'''
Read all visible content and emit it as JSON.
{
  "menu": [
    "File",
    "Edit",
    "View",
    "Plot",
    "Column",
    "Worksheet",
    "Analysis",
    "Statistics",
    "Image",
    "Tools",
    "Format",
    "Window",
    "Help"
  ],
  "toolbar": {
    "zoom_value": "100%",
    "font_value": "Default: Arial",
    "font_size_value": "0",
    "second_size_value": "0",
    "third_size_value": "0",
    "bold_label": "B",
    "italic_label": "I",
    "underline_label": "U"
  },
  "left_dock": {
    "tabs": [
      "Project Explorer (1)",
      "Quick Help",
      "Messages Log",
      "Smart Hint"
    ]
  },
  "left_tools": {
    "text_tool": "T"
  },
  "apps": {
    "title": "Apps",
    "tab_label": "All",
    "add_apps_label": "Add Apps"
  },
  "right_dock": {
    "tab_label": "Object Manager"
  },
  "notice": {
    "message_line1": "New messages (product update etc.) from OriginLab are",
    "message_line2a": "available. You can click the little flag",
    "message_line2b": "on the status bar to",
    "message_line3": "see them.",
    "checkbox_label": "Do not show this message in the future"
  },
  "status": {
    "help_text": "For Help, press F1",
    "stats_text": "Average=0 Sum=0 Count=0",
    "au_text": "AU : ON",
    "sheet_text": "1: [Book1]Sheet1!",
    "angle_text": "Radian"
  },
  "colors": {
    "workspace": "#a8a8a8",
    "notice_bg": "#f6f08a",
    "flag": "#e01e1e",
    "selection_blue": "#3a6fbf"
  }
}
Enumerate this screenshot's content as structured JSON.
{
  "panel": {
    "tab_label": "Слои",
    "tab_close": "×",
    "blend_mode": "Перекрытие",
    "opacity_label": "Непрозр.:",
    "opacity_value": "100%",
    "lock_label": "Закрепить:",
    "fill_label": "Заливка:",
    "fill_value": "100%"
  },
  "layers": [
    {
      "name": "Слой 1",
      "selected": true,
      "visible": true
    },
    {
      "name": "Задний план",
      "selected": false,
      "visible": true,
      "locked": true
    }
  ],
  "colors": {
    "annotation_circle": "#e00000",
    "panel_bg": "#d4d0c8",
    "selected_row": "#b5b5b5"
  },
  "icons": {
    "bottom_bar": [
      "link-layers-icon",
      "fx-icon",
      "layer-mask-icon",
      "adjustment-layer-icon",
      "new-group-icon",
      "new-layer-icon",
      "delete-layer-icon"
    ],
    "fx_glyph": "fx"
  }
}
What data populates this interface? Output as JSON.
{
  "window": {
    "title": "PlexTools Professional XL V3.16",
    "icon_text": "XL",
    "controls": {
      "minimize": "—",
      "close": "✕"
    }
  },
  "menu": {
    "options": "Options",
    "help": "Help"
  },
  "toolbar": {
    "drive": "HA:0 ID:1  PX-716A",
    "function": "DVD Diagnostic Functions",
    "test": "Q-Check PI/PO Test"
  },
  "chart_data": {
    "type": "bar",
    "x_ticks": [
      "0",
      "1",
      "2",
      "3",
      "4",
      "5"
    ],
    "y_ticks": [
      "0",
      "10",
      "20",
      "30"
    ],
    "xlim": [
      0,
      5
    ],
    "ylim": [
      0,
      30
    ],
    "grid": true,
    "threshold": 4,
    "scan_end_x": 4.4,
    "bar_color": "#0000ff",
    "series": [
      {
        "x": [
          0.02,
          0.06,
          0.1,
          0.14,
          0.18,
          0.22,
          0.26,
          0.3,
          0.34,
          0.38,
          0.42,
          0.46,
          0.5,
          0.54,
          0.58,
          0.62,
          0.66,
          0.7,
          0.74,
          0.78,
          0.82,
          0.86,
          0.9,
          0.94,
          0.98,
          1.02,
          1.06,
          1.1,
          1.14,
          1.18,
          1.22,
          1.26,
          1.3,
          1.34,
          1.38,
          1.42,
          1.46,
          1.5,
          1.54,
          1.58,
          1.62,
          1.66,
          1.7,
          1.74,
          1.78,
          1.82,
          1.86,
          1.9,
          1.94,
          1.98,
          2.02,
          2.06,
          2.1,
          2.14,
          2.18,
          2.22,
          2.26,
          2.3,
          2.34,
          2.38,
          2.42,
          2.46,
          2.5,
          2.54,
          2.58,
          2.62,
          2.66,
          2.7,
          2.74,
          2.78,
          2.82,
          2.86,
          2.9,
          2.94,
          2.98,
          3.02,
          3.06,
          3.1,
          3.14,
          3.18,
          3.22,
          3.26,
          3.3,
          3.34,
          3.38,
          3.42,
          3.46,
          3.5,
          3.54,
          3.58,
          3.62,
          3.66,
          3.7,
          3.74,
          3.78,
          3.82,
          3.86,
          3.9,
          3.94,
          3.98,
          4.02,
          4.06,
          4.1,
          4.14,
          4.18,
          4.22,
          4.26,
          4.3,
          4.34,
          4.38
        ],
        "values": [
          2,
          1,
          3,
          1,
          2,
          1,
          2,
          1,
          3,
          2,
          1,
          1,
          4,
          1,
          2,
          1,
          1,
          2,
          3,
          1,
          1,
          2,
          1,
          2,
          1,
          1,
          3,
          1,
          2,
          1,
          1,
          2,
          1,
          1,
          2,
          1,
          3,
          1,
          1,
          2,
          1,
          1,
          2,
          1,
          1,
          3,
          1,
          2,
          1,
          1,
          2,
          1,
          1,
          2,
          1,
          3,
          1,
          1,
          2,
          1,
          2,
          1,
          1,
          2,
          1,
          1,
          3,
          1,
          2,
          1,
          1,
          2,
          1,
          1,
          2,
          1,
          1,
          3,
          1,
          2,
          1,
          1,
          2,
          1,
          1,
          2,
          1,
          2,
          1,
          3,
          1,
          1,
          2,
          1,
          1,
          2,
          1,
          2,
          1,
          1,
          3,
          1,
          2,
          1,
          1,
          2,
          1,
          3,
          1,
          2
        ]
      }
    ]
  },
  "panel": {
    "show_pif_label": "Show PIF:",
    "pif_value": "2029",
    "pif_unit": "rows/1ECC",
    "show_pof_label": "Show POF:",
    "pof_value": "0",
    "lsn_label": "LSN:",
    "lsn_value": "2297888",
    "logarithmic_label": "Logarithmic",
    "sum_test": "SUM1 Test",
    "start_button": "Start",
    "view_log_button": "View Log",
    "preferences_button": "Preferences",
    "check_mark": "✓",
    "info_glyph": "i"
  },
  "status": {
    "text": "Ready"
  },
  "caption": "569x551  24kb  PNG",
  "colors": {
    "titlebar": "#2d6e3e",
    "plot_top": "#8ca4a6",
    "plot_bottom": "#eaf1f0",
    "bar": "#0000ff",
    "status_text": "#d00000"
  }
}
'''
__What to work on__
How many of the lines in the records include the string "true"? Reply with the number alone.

__Response for this exercise__
5